|La Maman et la Putain
|OUT 1: SPECTRE
|Le Crime de M. Lange
|Leave Her to Heaven
|John M. Stahl
|Only Angels Have Wings
|Josef von Sternberg
|La VIE DE BOHÈME
|Erich von Stroheim
La Maman et la Putain
The greatest and most honest triangle film of all time, set in a time of supposed liberation, when the old categories uneasily coexist with individual awakenings and the roles of men and women seem headed for a fatal crash. It is unsparing, deeply moving, and hypnotically involving.
OUT 1: SPECTRE

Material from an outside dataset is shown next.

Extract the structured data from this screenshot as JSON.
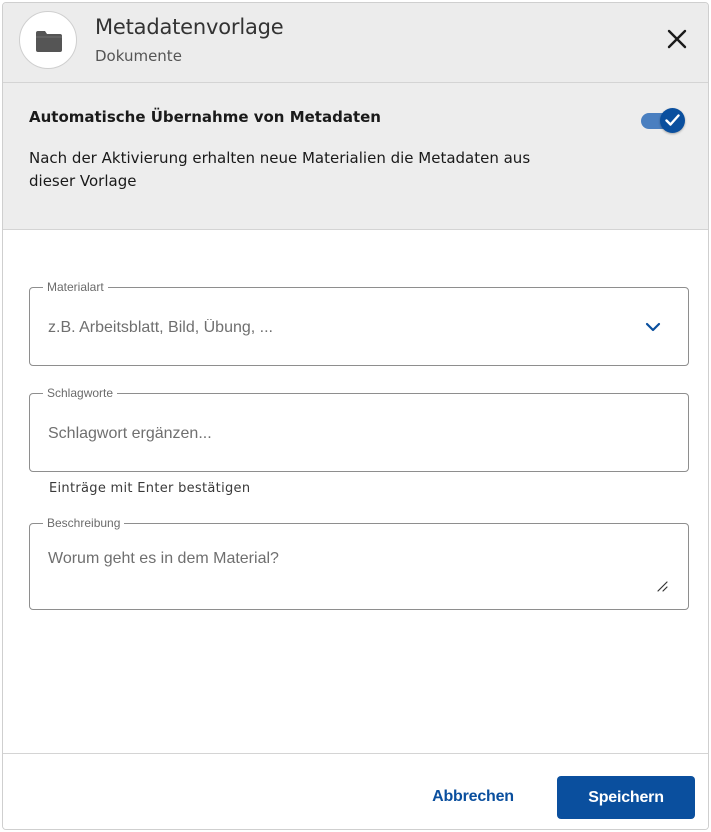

I prefer the enigmas of this edit to the transparency of the full 12-hour version, but either way it is a masterpiece of guided improvisation, a deep immersion into the personal dynamics of a large cast--the division between actor and role rather more fluid than is normal--an alluringly unsolvable mystery, and an unrepeatable portrait of a time and place.
Le Crime de M. Lange
It is the purest product of the Popular Front, a tale of workers' revolt that is above all deeply romantic, from the poetry of the title character's pulp imagination to his love for the boldest and prettiest of the sympathizing washerwomen. The pacing is crisp, the dialogue slangily precise, the cast varied and lively--and the good guys get away with it at the end.
Great swooning romanticism by way of a soberly realistic portrayal of working-class lives. It is a dream, and it is real life, and it is impossible to separate the two. The picture combines the seductive energy of an early work (it was Vigo's second feature) with the grand summation of a late work (it was his last movie). The cinematography by Boris Kaufman somehow invisibly slides between material and ethereal.
Leave Her to Heaven
Imagine a collaboration between Douglas Sirk and Patricia Highsmith. Gene Tierney as a consummate villainess, troubling and insidious, looking like a million bucks, photographed in the latest extravagant fashions against a shifting backdrop of vacationland--from the Southwest's golden strands to the rockbound coast of Maine--in a shimmering display of Technicolor, like an animated fashion spread with a murder plot.
Only Angels Have Wings
I feel like I could name at least half a dozen other pictures by Hawks, but this one is my favorite. He is in peak form, keeping the screen in motion at all times, treating large matters of life and death and loyalty and sacrifice with deceptively blithe gallows humor. The characters are many and varied and even the most marginal is vivid. The dialogue is so fast and sinuous it feels like a card trick.
Soon after its American release I walked into this movie cold, never having heard of Imamura and knowing little about Japanese cinema overall, and it affected me permanently. It is history told from below, the events leading up to the Meiji Restoration in late 1860s Edo as seen by whores, cutpurses, beggars, and drunks, with raucous humor and moments of extraordinary beauty. Its ending is impossible to dislodge from memory.
Dietrich and Sternberg approach this women's-magazine weeper of a story with surrealist abandon. You absorb the sentimental absurdities as if they were scenery viewed from a train, meanwhile surrendering to Marlene's face and an unending succession of wild images.
La VIE DE BOHÈME
Just as La Vie de Bohème is set both in the past and the present, so it also bridges satire and tenderness. He takes Henri Murger's antique carnival of sentimental clichés and makes it emotionally real, through his superb cast and his majestic deadpan. In this as in all of Kaurismäki's movies, the maintenance of dignity in the face of squalor and adversity is a moral imperative, and if that dignity brings in comedy, so much the better.
When I recommend Greed, people often tell me that it can't be adequately seen, owing to MGM's elimination and destruction of fourteen reels; all we have now are verbal descriptions of those omitted scenes. Nevertheless, that does not prevent it from remaining one of the greatest films ever made, in its great sweep of a story, moral arithmetic, character arcs, thoroughgoing sensuality, extreme attention to detail, hallucinatory imagery--even its novelistic amplitude seems to be represented in the severely truncated version we have.